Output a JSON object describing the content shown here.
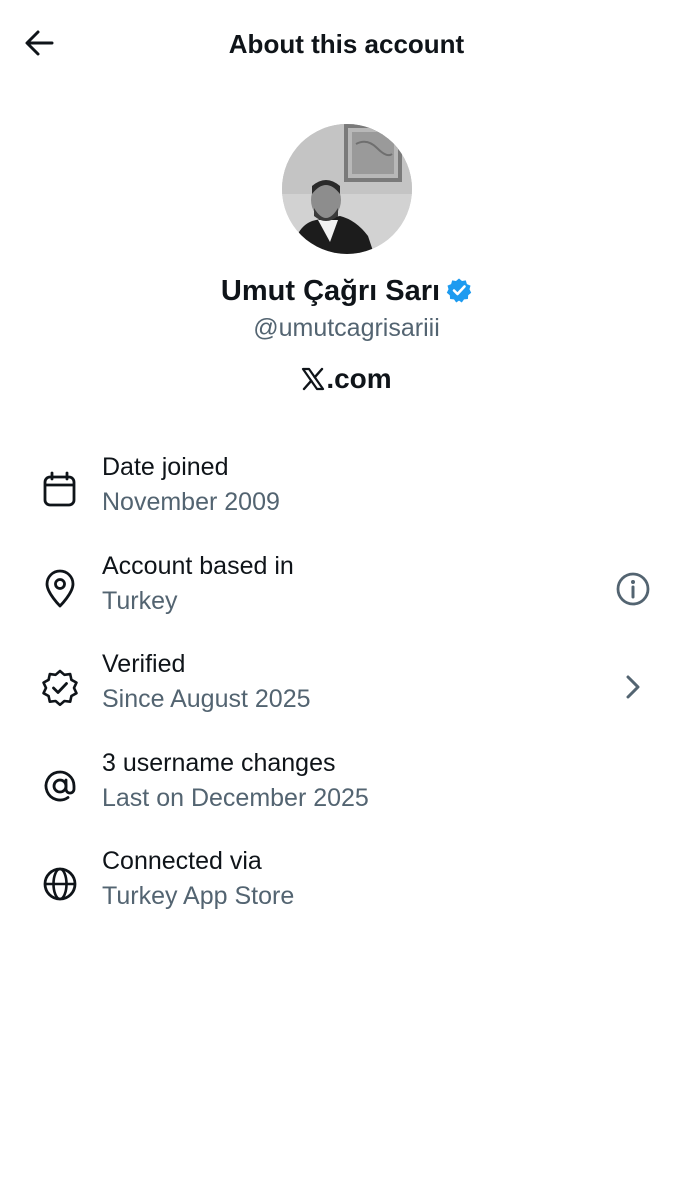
{
  "header": {
    "title": "About this account"
  },
  "profile": {
    "name": "Umut Çağrı Sarı",
    "handle": "@umutcagrisariii",
    "site": ".com",
    "verified_color": "#1d9bf0"
  },
  "rows": [
    {
      "title": "Date joined",
      "subtitle": "November 2009",
      "icon": "calendar-icon"
    },
    {
      "title": "Account based in",
      "subtitle": "Turkey",
      "icon": "location-pin-icon",
      "action_icon": "info-icon"
    },
    {
      "title": "Verified",
      "subtitle": "Since August 2025",
      "icon": "verified-badge-icon",
      "action_icon": "chevron-right-icon"
    },
    {
      "title": "3 username changes",
      "subtitle": "Last on December 2025",
      "icon": "at-sign-icon"
    },
    {
      "title": "Connected via",
      "subtitle": "Turkey App Store",
      "icon": "globe-icon"
    }
  ],
  "colors": {
    "text_primary": "#0f1419",
    "text_secondary": "#536471",
    "accent": "#1d9bf0"
  }
}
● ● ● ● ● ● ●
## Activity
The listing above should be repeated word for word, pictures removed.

## Task result
Output a JSON object describing the content shown here.
{
  "header": {
    "title": "About this account"
  },
  "profile": {
    "name": "Umut Çağrı Sarı",
    "handle": "@umutcagrisariii",
    "site": ".com",
    "verified_color": "#1d9bf0"
  },
  "rows": [
    {
      "title": "Date joined",
      "subtitle": "November 2009",
      "icon": "calendar-icon"
    },
    {
      "title": "Account based in",
      "subtitle": "Turkey",
      "icon": "location-pin-icon",
      "action_icon": "info-icon"
    },
    {
      "title": "Verified",
      "subtitle": "Since August 2025",
      "icon": "verified-badge-icon",
      "action_icon": "chevron-right-icon"
    },
    {
      "title": "3 username changes",
      "subtitle": "Last on December 2025",
      "icon": "at-sign-icon"
    },
    {
      "title": "Connected via",
      "subtitle": "Turkey App Store",
      "icon": "globe-icon"
    }
  ],
  "colors": {
    "text_primary": "#0f1419",
    "text_secondary": "#536471",
    "accent": "#1d9bf0"
  }
}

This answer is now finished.